B and I were both excited to get back into the cave and get to work. I figured with about 4 hours work we could be in and see what was on the other side. We had arranged to borrow a DeWalt cordless drill to bring with us. We also had masonry bits to drill with, sledge hammers (two) to break up the rock, bullpins to insert into the drill holes, and a few other tools that we ended up not using. Getting the tools down to the work site proved to be a challenge. One of us would climb down the rope and stop at a ledge or good resting place, then the other person would lower the tools. We kept repeating this routine until we got to the bottom of the cave. Then we had to drag the tools to the hole. It took about an hour to finally get to work.
B took the first turn at the hole. After an hour of exhausting work we could tell that we were not going to get through in one session. We kept trading off after we worked ourselves into a sweat. One would take a break and get some food and water while the other one went to work.
The routine went like this:
To begin work we had to get down on our knees and do our best to avoid smacking our heads on the ceiling. Working in this awkward position we would drill into the wall around the hole. That was difficult work. We really had to push on the drill, and it was still slow progress. Then we inserted the bullpin into the hole and hammered on it until the rock broke up. Then we would repeat the process. To give you an idea of how slow it went, the typical size rock that would break off was about fingernail size. If we broke off a large piece (about 1/3 the size of my palm) it was cause for celebration.

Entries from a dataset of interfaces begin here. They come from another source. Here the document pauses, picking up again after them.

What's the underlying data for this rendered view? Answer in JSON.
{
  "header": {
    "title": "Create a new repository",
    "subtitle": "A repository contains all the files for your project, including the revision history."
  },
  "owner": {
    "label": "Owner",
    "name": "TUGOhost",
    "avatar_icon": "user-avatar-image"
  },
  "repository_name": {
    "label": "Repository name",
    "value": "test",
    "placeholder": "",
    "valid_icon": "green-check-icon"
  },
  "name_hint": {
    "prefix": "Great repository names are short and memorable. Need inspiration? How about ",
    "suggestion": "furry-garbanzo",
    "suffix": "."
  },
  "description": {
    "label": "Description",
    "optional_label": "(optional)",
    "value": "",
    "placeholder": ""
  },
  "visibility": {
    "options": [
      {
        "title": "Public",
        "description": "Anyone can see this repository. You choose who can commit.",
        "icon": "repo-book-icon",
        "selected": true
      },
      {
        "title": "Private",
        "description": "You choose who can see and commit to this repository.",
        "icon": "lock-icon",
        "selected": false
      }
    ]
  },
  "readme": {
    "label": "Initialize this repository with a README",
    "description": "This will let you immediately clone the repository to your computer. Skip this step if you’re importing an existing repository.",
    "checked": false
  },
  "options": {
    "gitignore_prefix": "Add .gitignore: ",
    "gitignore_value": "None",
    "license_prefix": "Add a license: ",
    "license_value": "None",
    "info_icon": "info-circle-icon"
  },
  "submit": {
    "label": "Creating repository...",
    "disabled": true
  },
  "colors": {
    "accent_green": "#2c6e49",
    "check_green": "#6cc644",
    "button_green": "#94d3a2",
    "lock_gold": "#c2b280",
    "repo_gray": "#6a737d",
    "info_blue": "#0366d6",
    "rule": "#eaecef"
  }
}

From time to time, for variety, we would just wail on a cold chisel with a 5-lb. sledge. It was slow progress. The problem with the sledge was that we couldn't take a good swing because of the tight quarters.
/Royal Blue> Even though we spent many hours and several trips working on the hole we never did find a better technique for widening the hole. The drill/bullpin/hammer got the best results for our efforts. We came up with some crazy ideas for breaking up the rock. Everything from TNT (never seriously considered) to hauling a generator to the mouth of the cave and running an extension cord down to a jack hammer. We even thought about using liquid nitrogen to freeze the rock and make it more brittle!
/grey> After a couple hours of hard work we realized what our limiting factor was going to be. It was about then that our first battery met an abrupt death. We had a second battery, so we swapped them out. The second battery lasted a little longer because we hammered and chiseled a little more often and a little longer each time. Finally, after about three more hours of drudgery the second battery died and we called it a night. Whew! We could tell that we had done some work in the cave, but it was not much. For the first time since we got in the cave we sat back both of us took a break. It was nice to check out the results of our hard work. Then we noticed the howling again. It seemed to be a little louder than the last time we were there. We just figured the wind was blowing a little stronger outside. What we could not figure out was the rumbling. It, too, seemed to be louder, and more frequent. This time we could not attribute the noise to trucks. The road that the trucks drove on was not very busy to begin with. At that time of night it should be dead. Yet the rumbling continued. It seemed to be coming from deep within the passage. B said he would ask some veteran cavers what could be causing the noise.
We didn't spend a long time admiring our work. We still had to haul the gear up and out of the cave. Actually we left some of it in the cave. It was still difficult work. What made it worse was that we were both exhausted. Our original plan was to be done with this cave and hit a couple of other caves in the area the next day. Instead we decided to crash at a nearby motel, charge up the drill batteries, and go back to Mystery Cave.